He recently did a presentation on immunotherapy, specifically recombinant interleukin-2 (rIL-2), and it’s efficacy against this very disease. As almost all signs point towards an environmental disease and most scientific signs point to AS genetic and protein over-expressions to be treatable by immunotherapy targeting agents, it seems logical to use our patient population in a study of some sort with this treatment. There are many hoops to jump through, but a drastic approach seems to be the most logical path at this time. He wants to somewhat treat it as a pre-clinical clinical trial. In other words, get some case studies to develop a compelling case for this approach. I will go into more detail later, especially when I know more as this is all very new. Case in point, he emailed his boss as I was sitting in the room about getting this started for us. In short, it would mostly be administered at a very high dose, an experimental procedure for insurance purposes (read expensive for us out of pocket), and I would have to live in Houston for awhile.
He said it best when he mentioned my family and the Christmas card we sent him. He looked at it and said it does me no good to sit around with coworkers patting him on the back, saying you did your best, that this patient made it seven/eight/etc. years more than expected. No. His goal is simple. He said he looks at our beautiful Christmas picture and that is what he wants to preserve and protect. His patients dying far before their time gives me no comfort when it is said we treated by the book and did the best we could. Don’t get me wrong, as I am sure my other doctors feel the same way, but Dr. Ravi is willing to take the risk. By doing the status quo, the odds are forever against me. Something needs to change, and I am healthy enough to do something drastic, or at least I think I am. I owe it to my family and fellow patients of AS to try something new and attempt to find a path for a better treatment.

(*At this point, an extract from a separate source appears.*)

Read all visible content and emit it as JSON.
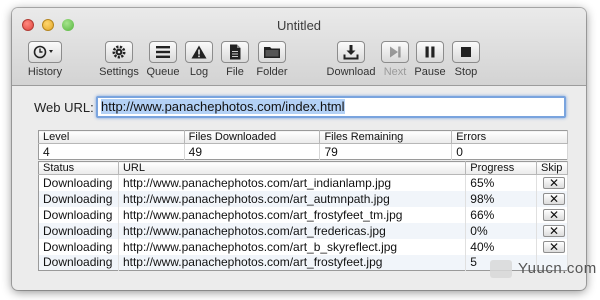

We have by no means made a decision. I haven’t even discussed it in depth with anybody. I have a lot people working out the logistics and details, but please do not hesitate to give your input.
Please continue to pray for us. It isn’t an easy task to decide such a drastic approach, especially when we don’t even know what we are treating. However, do we do this now (with any treatment really), or do we wait for the odds of recurrence to come to fruition? I vote for the first option.
Thank you for supporting us, loving us, helping us spread awareness, and most importantly, for carrying us on your shoulders. It is incredible what you all have shown us and each other, and there is not a day that goes by that I do not stop to smile about what God has given me through all of you and yes, through this journey. I’ve learned to forgive easier, love stronger, live more, stress less, and share more. Live with no regrets and please protect each other. Everybody needs somebody sometimes. It is life, and let’s always remember to live it together with each other and not against each other. Through you all, I know what we are all capable of. Please do not forget what I am saying, and please take it to heart how truly amazing and special you are not only to myself, but to all whose lives you have entered. I love you all so very much. Thank you for loving me.